━━━ TASK DATA ━━━
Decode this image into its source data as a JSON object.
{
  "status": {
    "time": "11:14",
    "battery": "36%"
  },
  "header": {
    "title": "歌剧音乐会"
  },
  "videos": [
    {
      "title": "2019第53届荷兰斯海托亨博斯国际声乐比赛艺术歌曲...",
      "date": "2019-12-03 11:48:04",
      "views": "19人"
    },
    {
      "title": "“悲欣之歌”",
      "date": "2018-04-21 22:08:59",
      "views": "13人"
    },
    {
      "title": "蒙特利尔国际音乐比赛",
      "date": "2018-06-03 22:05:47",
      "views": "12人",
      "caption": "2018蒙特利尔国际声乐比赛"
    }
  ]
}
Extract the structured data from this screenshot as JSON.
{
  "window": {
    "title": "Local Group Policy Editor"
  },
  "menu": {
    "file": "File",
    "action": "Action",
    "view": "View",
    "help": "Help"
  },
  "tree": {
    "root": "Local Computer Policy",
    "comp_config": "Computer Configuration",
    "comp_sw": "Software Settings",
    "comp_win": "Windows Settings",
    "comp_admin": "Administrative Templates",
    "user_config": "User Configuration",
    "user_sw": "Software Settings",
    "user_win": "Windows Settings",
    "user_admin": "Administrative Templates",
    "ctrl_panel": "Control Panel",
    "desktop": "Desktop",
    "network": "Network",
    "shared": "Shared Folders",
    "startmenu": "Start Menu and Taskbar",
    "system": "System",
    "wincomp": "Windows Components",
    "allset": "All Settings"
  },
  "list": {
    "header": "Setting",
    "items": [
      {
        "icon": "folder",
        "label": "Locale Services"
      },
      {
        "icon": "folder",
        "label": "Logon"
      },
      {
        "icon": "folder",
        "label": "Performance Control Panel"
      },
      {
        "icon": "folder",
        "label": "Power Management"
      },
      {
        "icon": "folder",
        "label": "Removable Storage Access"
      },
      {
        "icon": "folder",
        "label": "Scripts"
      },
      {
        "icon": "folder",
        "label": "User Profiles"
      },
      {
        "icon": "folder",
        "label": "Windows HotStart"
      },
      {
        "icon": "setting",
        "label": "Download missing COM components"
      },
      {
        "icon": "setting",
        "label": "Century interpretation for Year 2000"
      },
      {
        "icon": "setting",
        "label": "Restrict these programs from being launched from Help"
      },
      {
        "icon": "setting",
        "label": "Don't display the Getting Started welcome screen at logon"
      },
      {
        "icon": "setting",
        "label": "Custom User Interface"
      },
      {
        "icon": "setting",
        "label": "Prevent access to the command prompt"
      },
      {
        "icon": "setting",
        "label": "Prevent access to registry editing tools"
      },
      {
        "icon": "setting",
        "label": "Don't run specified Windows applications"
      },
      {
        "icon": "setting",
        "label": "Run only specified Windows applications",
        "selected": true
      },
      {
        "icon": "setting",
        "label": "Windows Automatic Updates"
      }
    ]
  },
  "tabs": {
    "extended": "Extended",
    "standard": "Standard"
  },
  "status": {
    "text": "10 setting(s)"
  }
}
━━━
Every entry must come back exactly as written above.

→ **RESPONSE BOX**
Decode this image into its source data as a JSON object.
{
  "status": {
    "time": "11:14",
    "battery": "36%"
  },
  "header": {
    "title": "歌剧音乐会"
  },
  "videos": [
    {
      "title": "2019第53届荷兰斯海托亨博斯国际声乐比赛艺术歌曲...",
      "date": "2019-12-03 11:48:04",
      "views": "19人"
    },
    {
      "title": "“悲欣之歌”",
      "date": "2018-04-21 22:08:59",
      "views": "13人"
    },
    {
      "title": "蒙特利尔国际音乐比赛",
      "date": "2018-06-03 22:05:47",
      "views": "12人",
      "caption": "2018蒙特利尔国际声乐比赛"
    }
  ]
}
Extract the structured data from this screenshot as JSON.
{
  "window": {
    "title": "Local Group Policy Editor"
  },
  "menu": {
    "file": "File",
    "action": "Action",
    "view": "View",
    "help": "Help"
  },
  "tree": {
    "root": "Local Computer Policy",
    "comp_config": "Computer Configuration",
    "comp_sw": "Software Settings",
    "comp_win": "Windows Settings",
    "comp_admin": "Administrative Templates",
    "user_config": "User Configuration",
    "user_sw": "Software Settings",
    "user_win": "Windows Settings",
    "user_admin": "Administrative Templates",
    "ctrl_panel": "Control Panel",
    "desktop": "Desktop",
    "network": "Network",
    "shared": "Shared Folders",
    "startmenu": "Start Menu and Taskbar",
    "system": "System",
    "wincomp": "Windows Components",
    "allset": "All Settings"
  },
  "list": {
    "header": "Setting",
    "items": [
      {
        "icon": "folder",
        "label": "Locale Services"
      },
      {
        "icon": "folder",
        "label": "Logon"
      },
      {
        "icon": "folder",
        "label": "Performance Control Panel"
      },
      {
        "icon": "folder",
        "label": "Power Management"
      },
      {
        "icon": "folder",
        "label": "Removable Storage Access"
      },
      {
        "icon": "folder",
        "label": "Scripts"
      },
      {
        "icon": "folder",
        "label": "User Profiles"
      },
      {
        "icon": "folder",
        "label": "Windows HotStart"
      },
      {
        "icon": "setting",
        "label": "Download missing COM components"
      },
      {
        "icon": "setting",
        "label": "Century interpretation for Year 2000"
      },
      {
        "icon": "setting",
        "label": "Restrict these programs from being launched from Help"
      },
      {
        "icon": "setting",
        "label": "Don't display the Getting Started welcome screen at logon"
      },
      {
        "icon": "setting",
        "label": "Custom User Interface"
      },
      {
        "icon": "setting",
        "label": "Prevent access to the command prompt"
      },
      {
        "icon": "setting",
        "label": "Prevent access to registry editing tools"
      },
      {
        "icon": "setting",
        "label": "Don't run specified Windows applications"
      },
      {
        "icon": "setting",
        "label": "Run only specified Windows applications",
        "selected": true
      },
      {
        "icon": "setting",
        "label": "Windows Automatic Updates"
      }
    ]
  },
  "tabs": {
    "extended": "Extended",
    "standard": "Standard"
  },
  "status": {
    "text": "10 setting(s)"
  }
}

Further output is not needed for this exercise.